I woke at 3:30 a.m. and ate a bagel, donut peaches and a glass of O.J. We left the house at 4:30 a.m. My brother dropped me off at T1 (Transition 1) by 5 a.m. for body marking and special needs bag drop. I boarded a school bus to T2 (Transition 2), for the swim start. Arrived at T2, 15 minutes later, used the bathroom, pumped air into my bike tires, put water bottles on my bike cages, and ate my second breakfast – bagel with peanut butter. I walked to my bike transition bags and untied the knot, fixed my bike gear and put on my wetsuit for the swim start. At 6:30 a.m. we were allowed into the water to warm up, and 7:00 a.m. the gun went off. I stayed a little behind the main crowd of swimmers and waited until they swam first. It was kind of beautiful, to swim with so many other people surrounding you. I didn’t feel too stressed. I unintentionally hugged the buoys. They were so bright and it was reassuring to be close to them. Everyone seemed to take it easy for the first 7 buoys, which was the first stretch before the turn. I didn’t even feel like I was using much energy, trying to find my groove in the mass of people. When we went around the first turn, people started picking up the pace, but I just kept on thinking, like Dory, says in the movie “Finding Nemo,” just keep swimming, just keep swimming. After the second and third turn (a triangle course), we made it to the second lap. I was pretty happy to make it to the second lap because I didn’t feel like I was struggling and I was keeping up with others. My worst fear was to have everyone leave me and be alone in the water. I was grateful to have others around me, even though sometimes it felt like bumper cars. Only twice, did I stop my stroke, because I felt someone grab my ankle. Not a simple, sorry, I bumped into you, but a full grab, pulling me down. It was definitely intentional because no one swims accidentally grabbing a foot. It happened twice and I couldn’t see the other swimmer, so it wasn’t a big deal but definitely not nice.
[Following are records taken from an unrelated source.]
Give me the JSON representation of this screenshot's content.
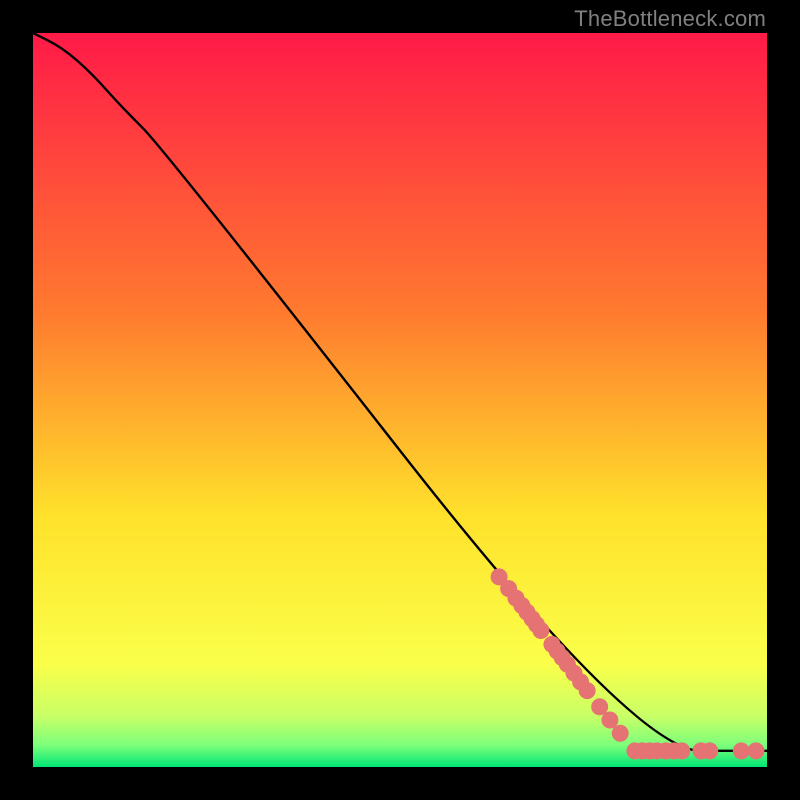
{
  "attribution": "TheBottleneck.com",
  "colors": {
    "frame_bg_top": "#ff1a48",
    "frame_bg_mid1": "#ff7a2f",
    "frame_bg_mid2": "#ffe22b",
    "frame_bg_mid3": "#faff4a",
    "frame_bg_bottom_band2": "#c9ff66",
    "frame_bg_bottom_band3": "#7dff7a",
    "frame_bg_bottom": "#00e676",
    "page_bg": "#000000",
    "curve": "#000000",
    "marker_fill": "#e57373",
    "marker_stroke": "#c94f4f"
  },
  "chart_data": {
    "type": "line",
    "title": "",
    "xlabel": "",
    "ylabel": "",
    "xlim": [
      0,
      100
    ],
    "ylim": [
      0,
      100
    ],
    "grid": false,
    "legend": false,
    "series": [
      {
        "name": "curve",
        "kind": "line",
        "x": [
          0,
          4,
          8,
          12,
          18,
          82,
          100
        ],
        "y": [
          100,
          98,
          94.5,
          90,
          84,
          2.2,
          2.2
        ]
      },
      {
        "name": "markers-diagonal",
        "kind": "scatter",
        "x": [
          63.5,
          64.8,
          65.8,
          66.6,
          67.3,
          68.0,
          68.6,
          69.2,
          70.7,
          71.4,
          72.1,
          72.8,
          73.7,
          74.6,
          75.5,
          77.2,
          78.6,
          80.0
        ],
        "y": [
          25.9,
          24.3,
          23.0,
          22.0,
          21.1,
          20.2,
          19.4,
          18.6,
          16.7,
          15.8,
          14.9,
          14.0,
          12.8,
          11.6,
          10.4,
          8.2,
          6.4,
          4.6
        ]
      },
      {
        "name": "markers-flat",
        "kind": "scatter",
        "x": [
          82.0,
          83.0,
          84.0,
          85.0,
          86.2,
          87.3,
          88.4,
          91.0,
          92.2,
          96.5,
          98.5
        ],
        "y": [
          2.2,
          2.2,
          2.2,
          2.2,
          2.2,
          2.2,
          2.2,
          2.2,
          2.2,
          2.2,
          2.2
        ]
      }
    ]
  }
}
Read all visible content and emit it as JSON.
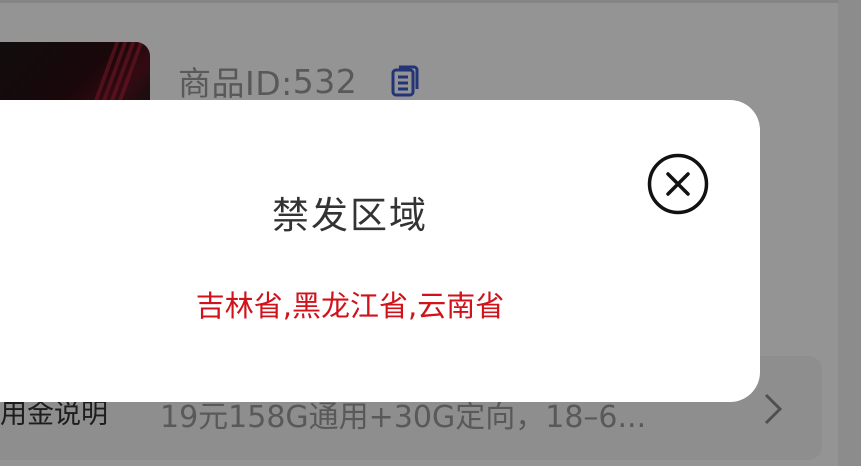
{
  "product": {
    "id_label": "商品ID:",
    "id_value": "532"
  },
  "info": {
    "label": "用金说明",
    "value": "19元158G通用+30G定向，18–6..."
  },
  "modal": {
    "title": "禁发区域",
    "content": "吉林省,黑龙江省,云南省"
  },
  "icons": {
    "copy": "copy-icon",
    "close": "close-circle-icon",
    "chevron": "chevron-right-icon"
  },
  "colors": {
    "restricted_text": "#d0121b",
    "copy_icon": "#3d5ad0",
    "overlay": "rgba(0,0,0,0.42)"
  }
}
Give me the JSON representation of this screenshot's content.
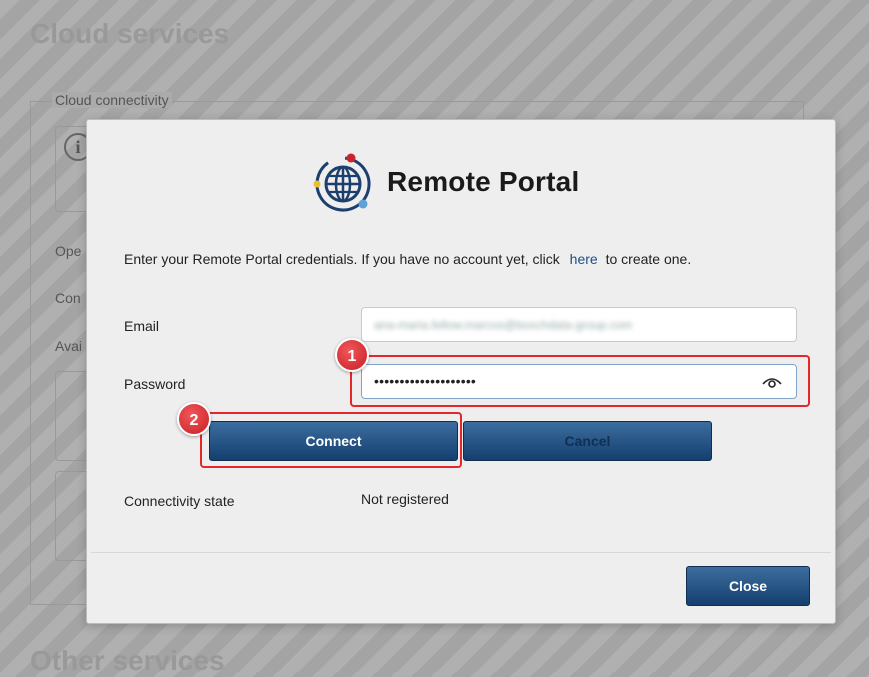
{
  "background": {
    "title": "Cloud services",
    "section_legend": "Cloud connectivity",
    "labels": [
      "Ope",
      "Con",
      "Avai"
    ],
    "footer_title": "Other services"
  },
  "modal": {
    "logo_text": "Remote Portal",
    "intro": {
      "before_link": "Enter your Remote Portal credentials. If you have no account yet, click",
      "link": "here",
      "after_link": "to create one."
    },
    "email": {
      "label": "Email",
      "value": "ana-maria.fellow.marcos@boschdata-group.com"
    },
    "password": {
      "label": "Password",
      "value": "••••••••••••••••••••"
    },
    "connect_label": "Connect",
    "cancel_label": "Cancel",
    "connectivity_state": {
      "label": "Connectivity state",
      "value": "Not registered"
    },
    "close_label": "Close"
  },
  "annotations": {
    "step1": "1",
    "step2": "2",
    "highlight_color": "#e5262b"
  },
  "colors": {
    "button_top": "#3c6d9e",
    "button_bottom": "#143f6f",
    "link": "#1b4f8a"
  }
}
I made it out of the water, 2.4 miles in 1 hour and 36 minutes, which is not bad at all, considering I only swam maybe 10 times the whole summer. I also didn’t site too bad, the buoys were fairly clear and easy to see. I did not veer off the course much. I tried to draft a few times but I wasn’t very good at maintaining the close distance, so that’s something to practice for another time. All in all, I was happy with my time. I know I could have been quicker, possible coming out of the water at 1:15 if I trained properly/consistently.
Into transition, it was a strange feeling, walking out of the water, moving from horizontal to vertical. I followed the path to the strippers/peelers, and followed their directions. They helped unzip my wetsuit and told me to lie down so they could peel off the wetsuit. I said, thanks walked to my bike bag, and changed my clothes in the transition tent. I was very grateful for the volunteer in the tent who helped me change out of my wet clothes. Surprisingly, it was very difficult to change out of my swimsuit into my bike kit. Next time, I will definitely just wear a tri-kit so I won’t have to struggle with changing out of wet gear.
Out of the tent, a quick stop to the porta-potty and then I got my bike. It was heartwarming to see my fan club: brother, his wife, and my friends at the transition area. They were cheering for me and were all smiles. I also loved all the volunteers and fans at the swim exit. They said words of encouragement, like “you look great!”
Onto the bike course, the first 5 miles were difficult. I had a hard time getting my heart rate and breathing to be normal. We started climbing very soon into Callaghan Valley. Home to the Winter Olympic 2012 Nordic Ski course. It was 8 miles of climbing at a 10% grade. Very difficult, but not overwhelming. At the turn around, it was 8 miles downhill, passing thru Whistler (where I saw my friends and family again), then onto Pemberton. It was at mile 60 that my back started to hurt. I remembered all the friends who supported me getting here, and remembered I must persevere. By mile 80, I was having a difficult time and peddled almost every other stroke to stand and stretch my back while on my bike. I stopped into a med tent and the most they could give me was Ibuprofen. I kept pedaling but knew I would have trouble making the cut off time. I biked thru more climbs, making my way back to Whistler, but 8 minutes too late. I was not allowed to continue onto the run.
I tried my best and would not have done anything differently on race day. It was a great course (scenic, beautiful and the temperature was excellent.) There was so much love everywhere. Maybe, I might try for an IM finish one day, but not any time soon.